When I was in third grade, after having to miss recess who-knows-how-many times for not getting my work done, I was diagnosed with a learning disability.  When told I would have to go to special classes, I vowed to my parents that I was quitting school.  Fortunately my parents decided not to indulge an eight-year-old drop-out, and I went to the classes in the afternoons a few times a week to work on my motor skills.  This consisted of stringing beads -- in fact, we often would "race" to see who could string more beads in some specific increment of time.  It was highly stressful.  (Yeah, go ahead and laugh. But thanks to Ms. Bradley's techniques, I can now type 120 wpm.)  I'm sure we did other stuff in that class, but all I really remember is stringing beads.  Whatever else we did, it worked. 
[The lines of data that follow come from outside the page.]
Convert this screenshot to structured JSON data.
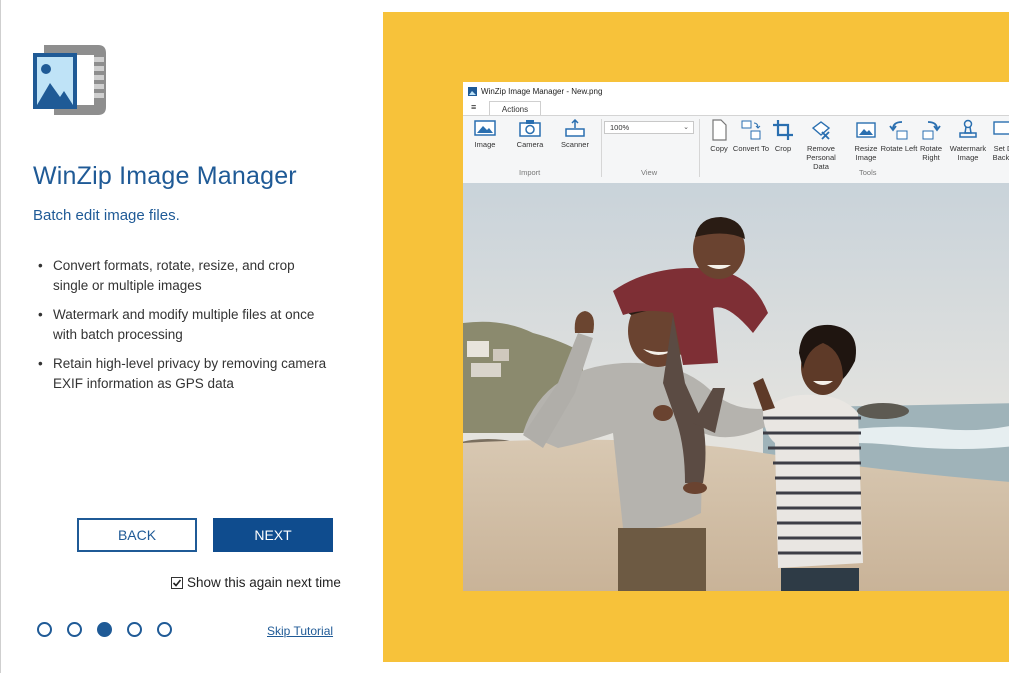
{
  "app": {
    "title": "WinZip Image Manager",
    "subtitle": "Batch edit image files."
  },
  "features": [
    "Convert formats, rotate, resize, and crop single or multiple images",
    "Watermark and modify multiple files at once with batch processing",
    "Retain high-level privacy by removing camera EXIF information as GPS data"
  ],
  "buttons": {
    "back": "BACK",
    "next": "NEXT"
  },
  "show_again": {
    "label": "Show this again next time",
    "checked": true
  },
  "pagination": {
    "total": 5,
    "current": 3
  },
  "skip_label": "Skip Tutorial",
  "screenshot": {
    "window_title": "WinZip Image Manager - New.png",
    "menu_glyph": "≡",
    "tab": "Actions",
    "import": {
      "label": "Import",
      "items": [
        "Image",
        "Camera",
        "Scanner"
      ]
    },
    "view": {
      "label": "View",
      "zoom": "100%"
    },
    "tools": {
      "label": "Tools",
      "items": [
        "Copy",
        "Convert To",
        "Crop",
        "Remove Personal Data",
        "Resize Image",
        "Rotate Left",
        "Rotate Right",
        "Watermark Image",
        "Set D Backg"
      ]
    }
  },
  "colors": {
    "brand_blue": "#1f5a96",
    "next_button": "#0f4c8e",
    "panel_yellow": "#f7c23a"
  }
}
I was released from special ed classes and sent back to regular classes relatively stigma-free.  Unfortunately, though, nobody ever worked on my lack of organizational skills (or at least, I never went to special classes for it).  This problem still rears its ugly head periodically in my life.  This week, in fact, I've been trying to organize some video interviews for a conference at work and for the life of me couldn't get my shit together.  I spent the better part of the afternoon today wrestling with an Excel spreadsheet.  My desk looked like a bomb exploded on it.  It was not good for my self esteem. 

This reminded me of another time, in the fourth grade, when I had let my desk get to a biohazard level of disgusting.  I literally could not find a pencil, my lunch, or the kid who sat next to me because the desk was so full of junk.  Apparently my teacher had noticed, because after lunch, just before we started math lessons, as she waited -- and waited -- for me to hunt down my homework (or worksheet, or eraser, or my Safety Patrol Belt), she came around and watched me root through the junk.  That's when she snapped.  I mean, teaching 30 nine-year-olds all day long would get to anyone, but throw in a packrat/hoarder/Fred Sanford-clone and it was enough to send her over the edge.  And then . . . it happened.  She took my desk, tipped it over, gave it a little shake, and dumped the contents all over the floor.  I'm pretty sure we found the Lindburgh baby in there.  I definitely found an old lunch.  I spent the rest of the afternoon sitting on the floor rooting through the papers and culling the herd for stuff that wasn't necessary. 

If a teacher did this to a kid today, she'd probably be sent to Siberia to mine for quartz or something and the kid would have to go through grief counseling, but I'm pretty sure I deserved it.  Besides that, when your mother is a very active PTA parent and spends 24-7 at the school, you can't get away with anything.  (In fact, I wouldn't be surprised if my mother told her to do it.  I really was a mess.)  You might feel bad for me, but don't.  Mrs. Williams was a great teacher, and one of my favorites.  And I got to miss math that day.  I'm pretty sure it was the day we learned how to balance checkbooks, because I still don't really have that skill.  But what I do have is that little angel hovering over my shoulder telling me what I should do all.the.time.  And today it told me that I should blog.  So I am.  And I'm going to tell you the same thing I used to tell my parents every Sunday night before the diorama that I had two weeks to complete was due . . . "I promise I'll do better.  I did read the book. And math is boring!" But you know what, I always did well with writing . . . so, yeah, I'll do better.  Really.